*Instructions for the task*. Report how many lines of the material contain the string "JSON". Add nothing beyond the number.
═════ Source information
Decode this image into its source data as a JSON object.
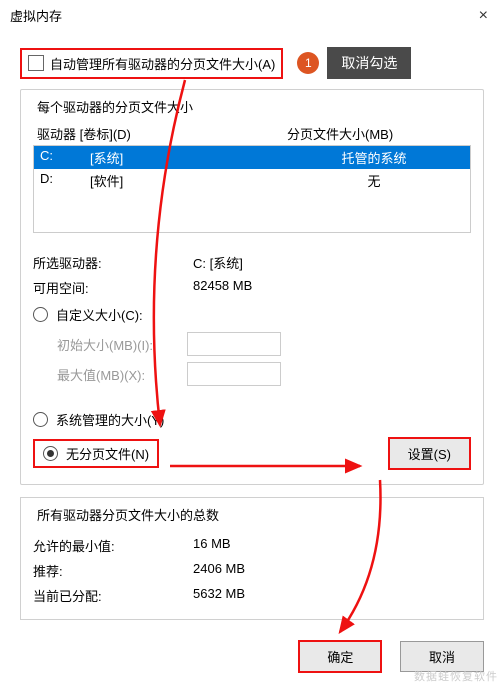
{
  "window": {
    "title": "虚拟内存"
  },
  "auto_manage": {
    "label": "自动管理所有驱动器的分页文件大小(A)",
    "tip": "取消勾选",
    "badge": "1"
  },
  "per_drive": {
    "title": "每个驱动器的分页文件大小",
    "col_drive": "驱动器 [卷标](D)",
    "col_size": "分页文件大小(MB)",
    "rows": [
      {
        "letter": "C:",
        "label": "[系统]",
        "size": "托管的系统",
        "selected": true
      },
      {
        "letter": "D:",
        "label": "[软件]",
        "size": "无",
        "selected": false
      }
    ],
    "selected_label": "所选驱动器:",
    "selected_value": "C:  [系统]",
    "space_label": "可用空间:",
    "space_value": "82458 MB",
    "custom": "自定义大小(C):",
    "initial": "初始大小(MB)(I):",
    "max": "最大值(MB)(X):",
    "system": "系统管理的大小(Y)",
    "none": "无分页文件(N)",
    "set_btn": "设置(S)"
  },
  "totals": {
    "title": "所有驱动器分页文件大小的总数",
    "min_label": "允许的最小值:",
    "min_value": "16 MB",
    "rec_label": "推荐:",
    "rec_value": "2406 MB",
    "cur_label": "当前已分配:",
    "cur_value": "5632 MB"
  },
  "buttons": {
    "ok": "确定",
    "cancel": "取消"
  },
  "watermark": "数据蛙恢复软件"
}
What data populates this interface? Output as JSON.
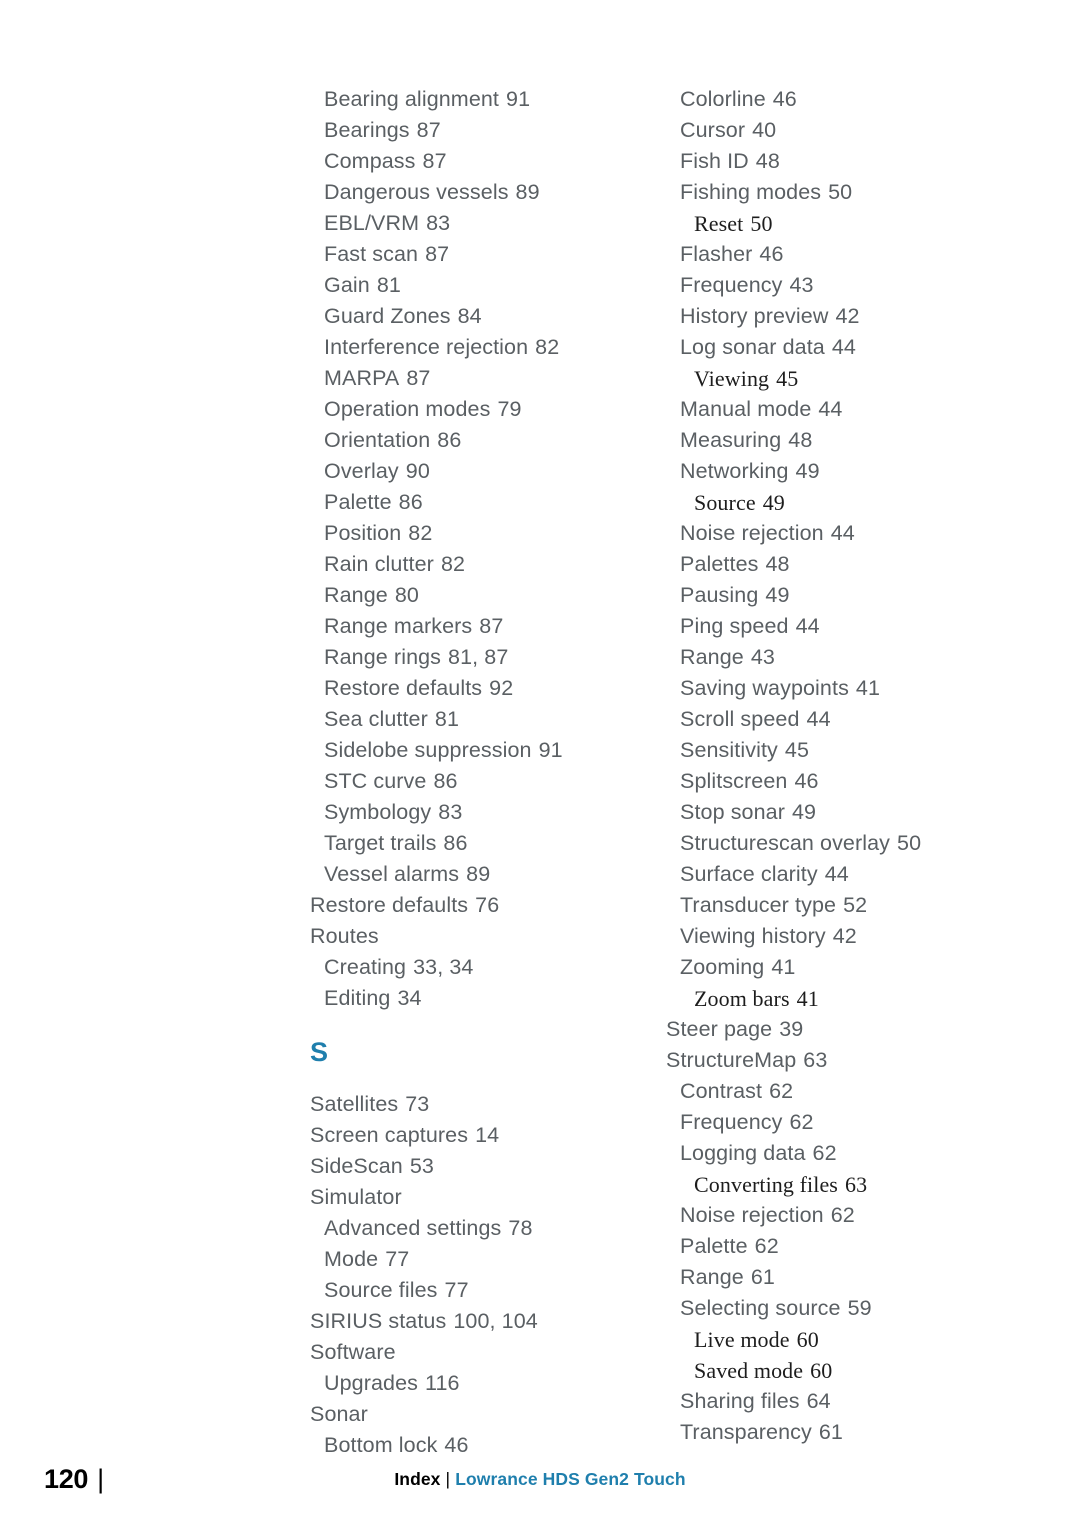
{
  "document": {
    "page_number": "120",
    "page_number_separator": "|",
    "footer": {
      "index_label": "Index",
      "separator": "|",
      "product_title": "Lowrance HDS Gen2 Touch"
    },
    "colors": {
      "body_text": "#5a5f63",
      "subentry_text": "#1d1d1d",
      "accent_blue": "#1f7fad",
      "page_number": "#000000",
      "background": "#ffffff"
    }
  },
  "columns": {
    "left": {
      "blocks": [
        {
          "type": "entries",
          "items": [
            {
              "label": "Bearing alignment",
              "pages": "91",
              "level": 1,
              "style": "sans"
            },
            {
              "label": "Bearings",
              "pages": "87",
              "level": 1,
              "style": "sans"
            },
            {
              "label": "Compass",
              "pages": "87",
              "level": 1,
              "style": "sans"
            },
            {
              "label": "Dangerous vessels",
              "pages": "89",
              "level": 1,
              "style": "sans"
            },
            {
              "label": "EBL/VRM",
              "pages": "83",
              "level": 1,
              "style": "sans"
            },
            {
              "label": "Fast scan",
              "pages": "87",
              "level": 1,
              "style": "sans"
            },
            {
              "label": "Gain",
              "pages": "81",
              "level": 1,
              "style": "sans"
            },
            {
              "label": "Guard Zones",
              "pages": "84",
              "level": 1,
              "style": "sans"
            },
            {
              "label": "Interference rejection",
              "pages": "82",
              "level": 1,
              "style": "sans"
            },
            {
              "label": "MARPA",
              "pages": "87",
              "level": 1,
              "style": "sans"
            },
            {
              "label": "Operation modes",
              "pages": "79",
              "level": 1,
              "style": "sans"
            },
            {
              "label": "Orientation",
              "pages": "86",
              "level": 1,
              "style": "sans"
            },
            {
              "label": "Overlay",
              "pages": "90",
              "level": 1,
              "style": "sans"
            },
            {
              "label": "Palette",
              "pages": "86",
              "level": 1,
              "style": "sans"
            },
            {
              "label": "Position",
              "pages": "82",
              "level": 1,
              "style": "sans"
            },
            {
              "label": "Rain clutter",
              "pages": "82",
              "level": 1,
              "style": "sans"
            },
            {
              "label": "Range",
              "pages": "80",
              "level": 1,
              "style": "sans"
            },
            {
              "label": "Range markers",
              "pages": "87",
              "level": 1,
              "style": "sans"
            },
            {
              "label": "Range rings",
              "pages": "81, 87",
              "level": 1,
              "style": "sans"
            },
            {
              "label": "Restore defaults",
              "pages": "92",
              "level": 1,
              "style": "sans"
            },
            {
              "label": "Sea clutter",
              "pages": "81",
              "level": 1,
              "style": "sans"
            },
            {
              "label": "Sidelobe suppression",
              "pages": "91",
              "level": 1,
              "style": "sans"
            },
            {
              "label": "STC curve",
              "pages": "86",
              "level": 1,
              "style": "sans"
            },
            {
              "label": "Symbology",
              "pages": "83",
              "level": 1,
              "style": "sans"
            },
            {
              "label": "Target trails",
              "pages": "86",
              "level": 1,
              "style": "sans"
            },
            {
              "label": "Vessel alarms",
              "pages": "89",
              "level": 1,
              "style": "sans"
            },
            {
              "label": "Restore defaults",
              "pages": "76",
              "level": 0,
              "style": "sans"
            },
            {
              "label": "Routes",
              "pages": "",
              "level": 0,
              "style": "sans"
            },
            {
              "label": "Creating",
              "pages": "33, 34",
              "level": 1,
              "style": "sans"
            },
            {
              "label": "Editing",
              "pages": "34",
              "level": 1,
              "style": "sans"
            }
          ]
        },
        {
          "type": "section-letter",
          "letter": "S"
        },
        {
          "type": "entries",
          "items": [
            {
              "label": "Satellites",
              "pages": "73",
              "level": 0,
              "style": "sans"
            },
            {
              "label": "Screen captures",
              "pages": "14",
              "level": 0,
              "style": "sans"
            },
            {
              "label": "SideScan",
              "pages": "53",
              "level": 0,
              "style": "sans"
            },
            {
              "label": "Simulator",
              "pages": "",
              "level": 0,
              "style": "sans"
            },
            {
              "label": "Advanced settings",
              "pages": "78",
              "level": 1,
              "style": "sans"
            },
            {
              "label": "Mode",
              "pages": "77",
              "level": 1,
              "style": "sans"
            },
            {
              "label": "Source files",
              "pages": "77",
              "level": 1,
              "style": "sans"
            },
            {
              "label": "SIRIUS status",
              "pages": "100, 104",
              "level": 0,
              "style": "sans"
            },
            {
              "label": "Software",
              "pages": "",
              "level": 0,
              "style": "sans"
            },
            {
              "label": "Upgrades",
              "pages": "116",
              "level": 1,
              "style": "sans"
            },
            {
              "label": "Sonar",
              "pages": "",
              "level": 0,
              "style": "sans"
            },
            {
              "label": "Bottom lock",
              "pages": "46",
              "level": 1,
              "style": "sans"
            }
          ]
        }
      ]
    },
    "right": {
      "blocks": [
        {
          "type": "entries",
          "items": [
            {
              "label": "Colorline",
              "pages": "46",
              "level": 1,
              "style": "sans"
            },
            {
              "label": "Cursor",
              "pages": "40",
              "level": 1,
              "style": "sans"
            },
            {
              "label": "Fish ID",
              "pages": "48",
              "level": 1,
              "style": "sans"
            },
            {
              "label": "Fishing modes",
              "pages": "50",
              "level": 1,
              "style": "sans"
            },
            {
              "label": "Reset",
              "pages": "50",
              "level": 2,
              "style": "serif"
            },
            {
              "label": "Flasher",
              "pages": "46",
              "level": 1,
              "style": "sans"
            },
            {
              "label": "Frequency",
              "pages": "43",
              "level": 1,
              "style": "sans"
            },
            {
              "label": "History preview",
              "pages": "42",
              "level": 1,
              "style": "sans"
            },
            {
              "label": "Log sonar data",
              "pages": "44",
              "level": 1,
              "style": "sans"
            },
            {
              "label": "Viewing",
              "pages": "45",
              "level": 2,
              "style": "serif"
            },
            {
              "label": "Manual mode",
              "pages": "44",
              "level": 1,
              "style": "sans"
            },
            {
              "label": "Measuring",
              "pages": "48",
              "level": 1,
              "style": "sans"
            },
            {
              "label": "Networking",
              "pages": "49",
              "level": 1,
              "style": "sans"
            },
            {
              "label": "Source",
              "pages": "49",
              "level": 2,
              "style": "serif"
            },
            {
              "label": "Noise rejection",
              "pages": "44",
              "level": 1,
              "style": "sans"
            },
            {
              "label": "Palettes",
              "pages": "48",
              "level": 1,
              "style": "sans"
            },
            {
              "label": "Pausing",
              "pages": "49",
              "level": 1,
              "style": "sans"
            },
            {
              "label": "Ping speed",
              "pages": "44",
              "level": 1,
              "style": "sans"
            },
            {
              "label": "Range",
              "pages": "43",
              "level": 1,
              "style": "sans"
            },
            {
              "label": "Saving waypoints",
              "pages": "41",
              "level": 1,
              "style": "sans"
            },
            {
              "label": "Scroll speed",
              "pages": "44",
              "level": 1,
              "style": "sans"
            },
            {
              "label": "Sensitivity",
              "pages": "45",
              "level": 1,
              "style": "sans"
            },
            {
              "label": "Splitscreen",
              "pages": "46",
              "level": 1,
              "style": "sans"
            },
            {
              "label": "Stop sonar",
              "pages": "49",
              "level": 1,
              "style": "sans"
            },
            {
              "label": "Structurescan overlay",
              "pages": "50",
              "level": 1,
              "style": "sans"
            },
            {
              "label": "Surface clarity",
              "pages": "44",
              "level": 1,
              "style": "sans"
            },
            {
              "label": "Transducer type",
              "pages": "52",
              "level": 1,
              "style": "sans"
            },
            {
              "label": "Viewing history",
              "pages": "42",
              "level": 1,
              "style": "sans"
            },
            {
              "label": "Zooming",
              "pages": "41",
              "level": 1,
              "style": "sans"
            },
            {
              "label": "Zoom bars",
              "pages": "41",
              "level": 2,
              "style": "serif"
            },
            {
              "label": "Steer page",
              "pages": "39",
              "level": 0,
              "style": "sans"
            },
            {
              "label": "StructureMap",
              "pages": "63",
              "level": 0,
              "style": "sans"
            },
            {
              "label": "Contrast",
              "pages": "62",
              "level": 1,
              "style": "sans"
            },
            {
              "label": "Frequency",
              "pages": "62",
              "level": 1,
              "style": "sans"
            },
            {
              "label": "Logging data",
              "pages": "62",
              "level": 1,
              "style": "sans"
            },
            {
              "label": "Converting files",
              "pages": "63",
              "level": 2,
              "style": "serif"
            },
            {
              "label": "Noise rejection",
              "pages": "62",
              "level": 1,
              "style": "sans"
            },
            {
              "label": "Palette",
              "pages": "62",
              "level": 1,
              "style": "sans"
            },
            {
              "label": "Range",
              "pages": "61",
              "level": 1,
              "style": "sans"
            },
            {
              "label": "Selecting source",
              "pages": "59",
              "level": 1,
              "style": "sans"
            },
            {
              "label": "Live mode",
              "pages": "60",
              "level": 2,
              "style": "serif"
            },
            {
              "label": "Saved mode",
              "pages": "60",
              "level": 2,
              "style": "serif"
            },
            {
              "label": "Sharing files",
              "pages": "64",
              "level": 1,
              "style": "sans"
            },
            {
              "label": "Transparency",
              "pages": "61",
              "level": 1,
              "style": "sans"
            }
          ]
        }
      ]
    }
  }
}
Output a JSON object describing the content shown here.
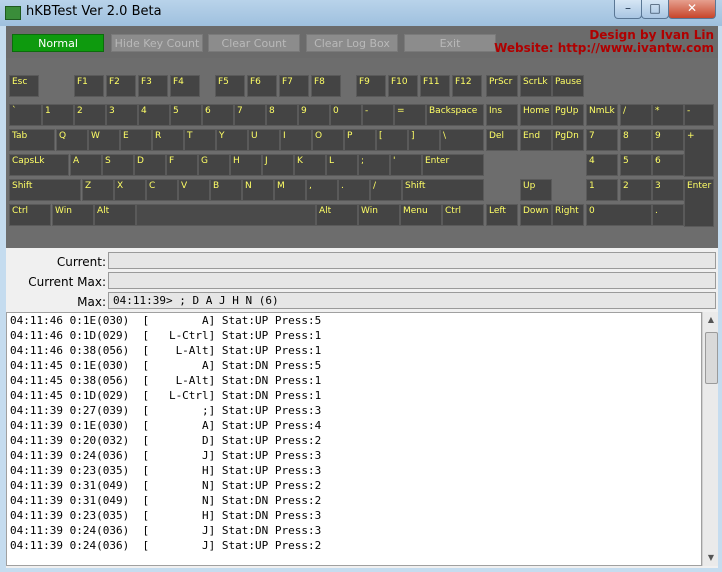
{
  "window": {
    "title": "hKBTest Ver 2.0 Beta",
    "controls": {
      "minimize": "–",
      "maximize": "□",
      "close": "✕"
    }
  },
  "toolbar": {
    "buttons": [
      "Normal",
      "Hide Key Count",
      "Clear Count",
      "Clear Log Box",
      "Exit"
    ],
    "credit_line1": "Design by Ivan Lin",
    "credit_line2": "Website: http://www.ivantw.com"
  },
  "keyboard": {
    "keys": [
      "Esc",
      "F1",
      "F2",
      "F3",
      "F4",
      "F5",
      "F6",
      "F7",
      "F8",
      "F9",
      "F10",
      "F11",
      "F12",
      "PrScr",
      "ScrLk",
      "Pause",
      "`",
      "1",
      "2",
      "3",
      "4",
      "5",
      "6",
      "7",
      "8",
      "9",
      "0",
      "-",
      "=",
      "Backspace",
      "Ins",
      "Home",
      "PgUp",
      "NmLk",
      "/",
      "*",
      "-",
      "Tab",
      "Q",
      "W",
      "E",
      "R",
      "T",
      "Y",
      "U",
      "I",
      "O",
      "P",
      "[",
      "]",
      "\\",
      "Del",
      "End",
      "PgDn",
      "7",
      "8",
      "9",
      "+",
      "CapsLk",
      "A",
      "S",
      "D",
      "F",
      "G",
      "H",
      "J",
      "K",
      "L",
      ";",
      "'",
      "Enter",
      "4",
      "5",
      "6",
      "Shift",
      "Z",
      "X",
      "C",
      "V",
      "B",
      "N",
      "M",
      ",",
      ".",
      "/",
      "Shift",
      "Up",
      "1",
      "2",
      "3",
      "Enter",
      "Ctrl",
      "Win",
      "Alt",
      "",
      "Alt",
      "Win",
      "Menu",
      "Ctrl",
      "Left",
      "Down",
      "Right",
      "0",
      "."
    ]
  },
  "info": {
    "current_label": "Current:",
    "current_value": "",
    "current_max_label": "Current Max:",
    "current_max_value": "",
    "max_label": "Max:",
    "max_value": "04:11:39> ; D A J H N (6)"
  },
  "log": [
    "04:11:46 0:1E(030)  [        A] Stat:UP Press:5",
    "04:11:46 0:1D(029)  [   L-Ctrl] Stat:UP Press:1",
    "04:11:46 0:38(056)  [    L-Alt] Stat:UP Press:1",
    "04:11:45 0:1E(030)  [        A] Stat:DN Press:5",
    "04:11:45 0:38(056)  [    L-Alt] Stat:DN Press:1",
    "04:11:45 0:1D(029)  [   L-Ctrl] Stat:DN Press:1",
    "04:11:39 0:27(039)  [        ;] Stat:UP Press:3",
    "04:11:39 0:1E(030)  [        A] Stat:UP Press:4",
    "04:11:39 0:20(032)  [        D] Stat:UP Press:2",
    "04:11:39 0:24(036)  [        J] Stat:UP Press:3",
    "04:11:39 0:23(035)  [        H] Stat:UP Press:3",
    "04:11:39 0:31(049)  [        N] Stat:UP Press:2",
    "04:11:39 0:31(049)  [        N] Stat:DN Press:2",
    "04:11:39 0:23(035)  [        H] Stat:DN Press:3",
    "04:11:39 0:24(036)  [        J] Stat:DN Press:3",
    "04:11:39 0:24(036)  [        J] Stat:UP Press:2"
  ]
}
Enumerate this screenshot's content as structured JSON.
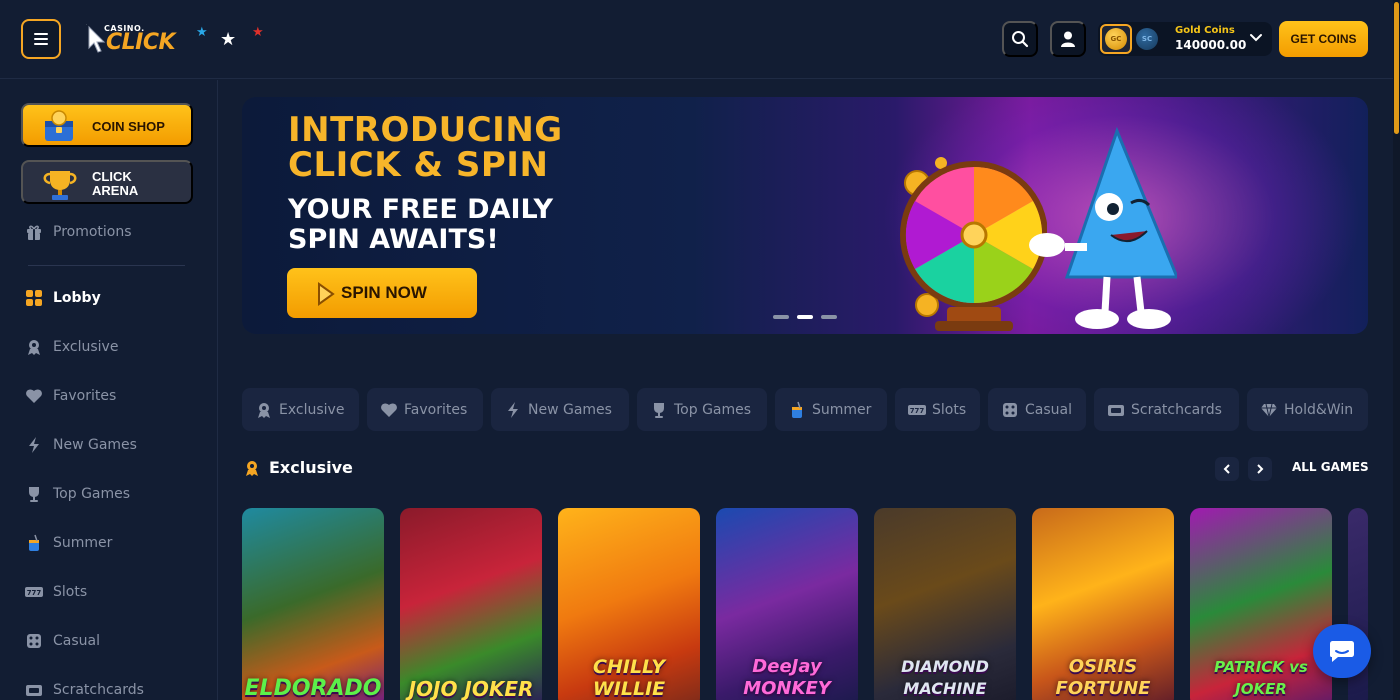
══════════
*Exercise output*. 4